##### DATA RECORDS

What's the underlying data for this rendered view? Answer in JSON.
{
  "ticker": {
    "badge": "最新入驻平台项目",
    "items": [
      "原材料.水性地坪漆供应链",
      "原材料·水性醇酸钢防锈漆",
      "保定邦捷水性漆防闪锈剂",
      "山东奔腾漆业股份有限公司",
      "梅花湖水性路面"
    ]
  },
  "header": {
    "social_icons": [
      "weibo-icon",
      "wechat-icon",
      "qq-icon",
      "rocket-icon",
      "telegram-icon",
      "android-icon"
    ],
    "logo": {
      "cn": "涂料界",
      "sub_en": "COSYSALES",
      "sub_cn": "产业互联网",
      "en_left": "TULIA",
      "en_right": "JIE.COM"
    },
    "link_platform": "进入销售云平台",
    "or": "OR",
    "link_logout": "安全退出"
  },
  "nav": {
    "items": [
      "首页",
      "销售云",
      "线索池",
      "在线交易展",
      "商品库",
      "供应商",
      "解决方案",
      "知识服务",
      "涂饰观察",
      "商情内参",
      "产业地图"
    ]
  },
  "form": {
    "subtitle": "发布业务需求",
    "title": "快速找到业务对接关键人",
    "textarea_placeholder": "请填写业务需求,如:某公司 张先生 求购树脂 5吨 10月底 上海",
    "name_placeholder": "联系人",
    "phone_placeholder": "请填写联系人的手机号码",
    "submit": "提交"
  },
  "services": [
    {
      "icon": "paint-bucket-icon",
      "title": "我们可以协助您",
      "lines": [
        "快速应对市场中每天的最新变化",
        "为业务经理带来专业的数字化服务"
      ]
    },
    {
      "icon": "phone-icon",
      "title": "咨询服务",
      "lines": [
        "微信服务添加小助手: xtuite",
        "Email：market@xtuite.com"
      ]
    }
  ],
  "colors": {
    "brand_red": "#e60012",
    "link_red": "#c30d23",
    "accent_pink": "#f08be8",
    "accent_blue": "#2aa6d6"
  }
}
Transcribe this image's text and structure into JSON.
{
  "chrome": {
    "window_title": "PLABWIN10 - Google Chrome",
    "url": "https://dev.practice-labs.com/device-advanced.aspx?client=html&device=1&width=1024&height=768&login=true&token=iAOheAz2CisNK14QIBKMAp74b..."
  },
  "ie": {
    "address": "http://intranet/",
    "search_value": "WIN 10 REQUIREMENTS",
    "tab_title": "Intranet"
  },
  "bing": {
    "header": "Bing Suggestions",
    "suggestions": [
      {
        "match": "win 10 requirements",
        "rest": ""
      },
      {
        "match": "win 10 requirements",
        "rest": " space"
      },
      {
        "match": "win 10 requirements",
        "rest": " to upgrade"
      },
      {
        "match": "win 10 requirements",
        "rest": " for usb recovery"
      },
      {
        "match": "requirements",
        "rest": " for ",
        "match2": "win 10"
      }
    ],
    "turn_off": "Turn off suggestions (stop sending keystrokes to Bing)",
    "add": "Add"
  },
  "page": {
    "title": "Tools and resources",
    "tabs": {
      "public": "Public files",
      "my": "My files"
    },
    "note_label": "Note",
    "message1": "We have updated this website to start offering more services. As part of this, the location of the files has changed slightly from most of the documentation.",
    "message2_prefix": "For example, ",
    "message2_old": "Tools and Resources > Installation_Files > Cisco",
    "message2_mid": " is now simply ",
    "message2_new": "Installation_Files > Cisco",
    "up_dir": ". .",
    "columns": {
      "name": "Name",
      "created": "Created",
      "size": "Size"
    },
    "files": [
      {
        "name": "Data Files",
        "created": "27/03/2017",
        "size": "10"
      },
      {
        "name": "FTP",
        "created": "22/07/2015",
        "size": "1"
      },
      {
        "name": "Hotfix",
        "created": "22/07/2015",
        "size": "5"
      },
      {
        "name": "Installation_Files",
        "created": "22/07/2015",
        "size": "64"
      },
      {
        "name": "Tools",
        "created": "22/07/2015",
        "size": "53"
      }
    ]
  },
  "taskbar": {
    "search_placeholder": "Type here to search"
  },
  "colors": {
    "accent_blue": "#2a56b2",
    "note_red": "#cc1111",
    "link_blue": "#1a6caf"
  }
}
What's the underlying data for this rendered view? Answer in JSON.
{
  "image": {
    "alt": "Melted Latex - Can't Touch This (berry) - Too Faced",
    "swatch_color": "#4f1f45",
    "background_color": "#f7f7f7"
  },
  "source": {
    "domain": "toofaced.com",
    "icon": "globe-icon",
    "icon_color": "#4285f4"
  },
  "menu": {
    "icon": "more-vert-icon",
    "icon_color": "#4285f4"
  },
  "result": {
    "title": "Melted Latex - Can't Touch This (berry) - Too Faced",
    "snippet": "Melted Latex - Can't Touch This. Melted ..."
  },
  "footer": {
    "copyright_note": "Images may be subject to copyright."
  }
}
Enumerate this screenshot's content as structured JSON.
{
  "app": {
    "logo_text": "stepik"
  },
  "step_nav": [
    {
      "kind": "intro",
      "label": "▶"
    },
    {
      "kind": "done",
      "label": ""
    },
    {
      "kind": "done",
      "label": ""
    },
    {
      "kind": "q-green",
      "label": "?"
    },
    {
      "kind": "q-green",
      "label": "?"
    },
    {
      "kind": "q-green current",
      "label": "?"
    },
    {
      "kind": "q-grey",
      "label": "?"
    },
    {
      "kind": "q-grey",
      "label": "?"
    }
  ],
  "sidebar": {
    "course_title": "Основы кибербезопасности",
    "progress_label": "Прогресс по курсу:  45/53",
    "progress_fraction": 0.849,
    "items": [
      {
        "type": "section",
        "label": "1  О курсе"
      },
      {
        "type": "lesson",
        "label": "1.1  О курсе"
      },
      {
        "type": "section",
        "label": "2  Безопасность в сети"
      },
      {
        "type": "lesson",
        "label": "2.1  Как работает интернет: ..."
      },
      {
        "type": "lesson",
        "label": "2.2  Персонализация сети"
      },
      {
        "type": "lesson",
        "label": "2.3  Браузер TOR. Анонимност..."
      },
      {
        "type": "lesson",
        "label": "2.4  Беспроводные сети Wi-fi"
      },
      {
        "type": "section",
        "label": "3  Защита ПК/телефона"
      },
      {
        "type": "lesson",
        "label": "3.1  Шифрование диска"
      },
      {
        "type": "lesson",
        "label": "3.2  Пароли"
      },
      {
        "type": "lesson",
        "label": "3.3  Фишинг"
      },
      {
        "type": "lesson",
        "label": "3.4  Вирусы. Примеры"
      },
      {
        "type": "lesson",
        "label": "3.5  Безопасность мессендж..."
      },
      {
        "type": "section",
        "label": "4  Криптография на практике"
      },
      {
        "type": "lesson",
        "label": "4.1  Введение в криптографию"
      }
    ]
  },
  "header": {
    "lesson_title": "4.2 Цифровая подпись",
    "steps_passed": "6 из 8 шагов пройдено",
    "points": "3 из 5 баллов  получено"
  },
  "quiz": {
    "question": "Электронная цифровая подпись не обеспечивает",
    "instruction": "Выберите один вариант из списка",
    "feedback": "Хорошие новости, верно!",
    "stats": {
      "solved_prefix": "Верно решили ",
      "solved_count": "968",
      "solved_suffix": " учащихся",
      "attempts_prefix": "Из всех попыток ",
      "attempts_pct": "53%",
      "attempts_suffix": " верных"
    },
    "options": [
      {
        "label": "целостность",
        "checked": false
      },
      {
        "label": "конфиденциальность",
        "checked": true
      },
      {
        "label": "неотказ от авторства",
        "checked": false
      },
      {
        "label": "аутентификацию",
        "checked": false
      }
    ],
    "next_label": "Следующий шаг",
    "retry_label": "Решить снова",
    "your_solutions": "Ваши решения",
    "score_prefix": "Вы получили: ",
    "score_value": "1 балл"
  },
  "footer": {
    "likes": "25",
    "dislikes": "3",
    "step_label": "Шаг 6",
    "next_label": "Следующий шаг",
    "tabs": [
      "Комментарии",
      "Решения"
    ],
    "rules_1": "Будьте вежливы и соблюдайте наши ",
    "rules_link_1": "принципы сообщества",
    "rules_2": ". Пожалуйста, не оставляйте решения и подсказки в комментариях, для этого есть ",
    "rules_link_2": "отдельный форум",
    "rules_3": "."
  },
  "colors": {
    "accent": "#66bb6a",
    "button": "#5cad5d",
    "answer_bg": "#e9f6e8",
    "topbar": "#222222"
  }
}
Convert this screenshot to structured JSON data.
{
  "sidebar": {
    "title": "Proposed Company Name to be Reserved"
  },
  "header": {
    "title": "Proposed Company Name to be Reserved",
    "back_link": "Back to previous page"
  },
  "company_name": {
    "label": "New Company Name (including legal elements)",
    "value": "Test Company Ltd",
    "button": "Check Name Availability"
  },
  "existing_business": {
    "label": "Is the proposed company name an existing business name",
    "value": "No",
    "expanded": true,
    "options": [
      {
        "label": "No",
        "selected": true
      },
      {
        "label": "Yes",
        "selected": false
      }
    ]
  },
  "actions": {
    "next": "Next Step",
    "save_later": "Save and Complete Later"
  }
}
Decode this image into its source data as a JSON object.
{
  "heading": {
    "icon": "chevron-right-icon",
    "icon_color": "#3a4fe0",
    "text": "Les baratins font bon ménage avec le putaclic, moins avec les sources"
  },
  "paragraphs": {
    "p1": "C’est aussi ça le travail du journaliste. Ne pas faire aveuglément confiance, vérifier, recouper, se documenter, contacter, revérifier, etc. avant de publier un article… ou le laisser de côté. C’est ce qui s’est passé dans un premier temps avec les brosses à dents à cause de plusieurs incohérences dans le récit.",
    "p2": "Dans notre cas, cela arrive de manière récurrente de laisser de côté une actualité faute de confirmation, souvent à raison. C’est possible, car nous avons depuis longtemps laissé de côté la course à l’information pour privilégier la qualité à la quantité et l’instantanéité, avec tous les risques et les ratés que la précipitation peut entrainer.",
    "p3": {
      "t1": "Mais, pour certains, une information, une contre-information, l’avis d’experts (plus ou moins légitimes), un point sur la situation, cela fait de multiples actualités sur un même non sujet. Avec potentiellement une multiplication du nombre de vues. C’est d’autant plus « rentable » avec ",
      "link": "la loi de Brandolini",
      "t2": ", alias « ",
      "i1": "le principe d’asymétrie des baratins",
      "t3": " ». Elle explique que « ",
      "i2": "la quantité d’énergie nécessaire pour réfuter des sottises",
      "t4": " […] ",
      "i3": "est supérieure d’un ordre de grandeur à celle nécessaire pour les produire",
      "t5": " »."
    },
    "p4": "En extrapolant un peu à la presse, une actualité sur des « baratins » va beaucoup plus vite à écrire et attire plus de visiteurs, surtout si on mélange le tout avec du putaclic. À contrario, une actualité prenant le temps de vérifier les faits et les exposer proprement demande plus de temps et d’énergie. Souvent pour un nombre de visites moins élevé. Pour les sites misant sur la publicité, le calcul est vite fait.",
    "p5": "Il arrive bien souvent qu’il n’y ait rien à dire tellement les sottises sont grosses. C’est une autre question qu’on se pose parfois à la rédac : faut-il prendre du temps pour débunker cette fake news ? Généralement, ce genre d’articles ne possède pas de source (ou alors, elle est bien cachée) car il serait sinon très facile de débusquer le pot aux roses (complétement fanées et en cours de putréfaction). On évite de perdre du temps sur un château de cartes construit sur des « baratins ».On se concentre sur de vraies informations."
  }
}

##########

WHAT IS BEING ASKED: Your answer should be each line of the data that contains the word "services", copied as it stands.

TASK ANSWER:
  "services": [
    "message1": "We have updated this website to start offering more services. As part of this, the location of the files has changed slightly from most of the documentation.",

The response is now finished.